Reproduce each line below without any alteration.

_Website and app data records_:
BEGIN
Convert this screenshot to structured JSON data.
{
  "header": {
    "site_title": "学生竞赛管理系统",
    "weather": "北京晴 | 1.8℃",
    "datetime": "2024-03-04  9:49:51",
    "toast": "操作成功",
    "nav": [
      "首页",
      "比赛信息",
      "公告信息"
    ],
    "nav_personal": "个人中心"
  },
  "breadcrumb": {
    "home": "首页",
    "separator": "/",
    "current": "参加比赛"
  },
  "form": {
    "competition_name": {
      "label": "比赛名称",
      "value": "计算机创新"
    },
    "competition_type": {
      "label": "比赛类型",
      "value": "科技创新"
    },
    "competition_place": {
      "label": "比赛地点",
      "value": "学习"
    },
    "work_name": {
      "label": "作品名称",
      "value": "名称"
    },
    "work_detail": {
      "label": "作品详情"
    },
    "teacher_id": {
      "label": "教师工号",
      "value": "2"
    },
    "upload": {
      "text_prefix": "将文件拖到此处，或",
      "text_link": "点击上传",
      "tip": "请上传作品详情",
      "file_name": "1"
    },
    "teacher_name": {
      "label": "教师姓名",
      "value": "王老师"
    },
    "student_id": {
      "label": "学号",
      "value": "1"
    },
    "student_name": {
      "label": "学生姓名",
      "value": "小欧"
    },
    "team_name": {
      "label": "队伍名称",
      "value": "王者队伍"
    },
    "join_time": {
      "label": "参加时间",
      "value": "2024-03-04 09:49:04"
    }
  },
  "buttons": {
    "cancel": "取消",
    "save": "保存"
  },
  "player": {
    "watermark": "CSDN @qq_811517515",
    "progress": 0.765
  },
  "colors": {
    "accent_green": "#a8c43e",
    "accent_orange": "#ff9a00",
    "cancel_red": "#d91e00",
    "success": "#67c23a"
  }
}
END
_WRITTEN ANSWER_:
Convert this screenshot to structured JSON data.
{
  "header": {
    "site_title": "学生竞赛管理系统",
    "weather": "北京晴 | 1.8℃",
    "datetime": "2024-03-04  9:49:51",
    "toast": "操作成功",
    "nav": [
      "首页",
      "比赛信息",
      "公告信息"
    ],
    "nav_personal": "个人中心"
  },
  "breadcrumb": {
    "home": "首页",
    "separator": "/",
    "current": "参加比赛"
  },
  "form": {
    "competition_name": {
      "label": "比赛名称",
      "value": "计算机创新"
    },
    "competition_type": {
      "label": "比赛类型",
      "value": "科技创新"
    },
    "competition_place": {
      "label": "比赛地点",
      "value": "学习"
    },
    "work_name": {
      "label": "作品名称",
      "value": "名称"
    },
    "work_detail": {
      "label": "作品详情"
    },
    "teacher_id": {
      "label": "教师工号",
      "value": "2"
    },
    "upload": {
      "text_prefix": "将文件拖到此处，或",
      "text_link": "点击上传",
      "tip": "请上传作品详情",
      "file_name": "1"
    },
    "teacher_name": {
      "label": "教师姓名",
      "value": "王老师"
    },
    "student_id": {
      "label": "学号",
      "value": "1"
    },
    "student_name": {
      "label": "学生姓名",
      "value": "小欧"
    },
    "team_name": {
      "label": "队伍名称",
      "value": "王者队伍"
    },
    "join_time": {
      "label": "参加时间",
      "value": "2024-03-04 09:49:04"
    }
  },
  "buttons": {
    "cancel": "取消",
    "save": "保存"
  },
  "player": {
    "watermark": "CSDN @qq_811517515",
    "progress": 0.765
  },
  "colors": {
    "accent_green": "#a8c43e",
    "accent_orange": "#ff9a00",
    "cancel_red": "#d91e00",
    "success": "#67c23a"
  }
}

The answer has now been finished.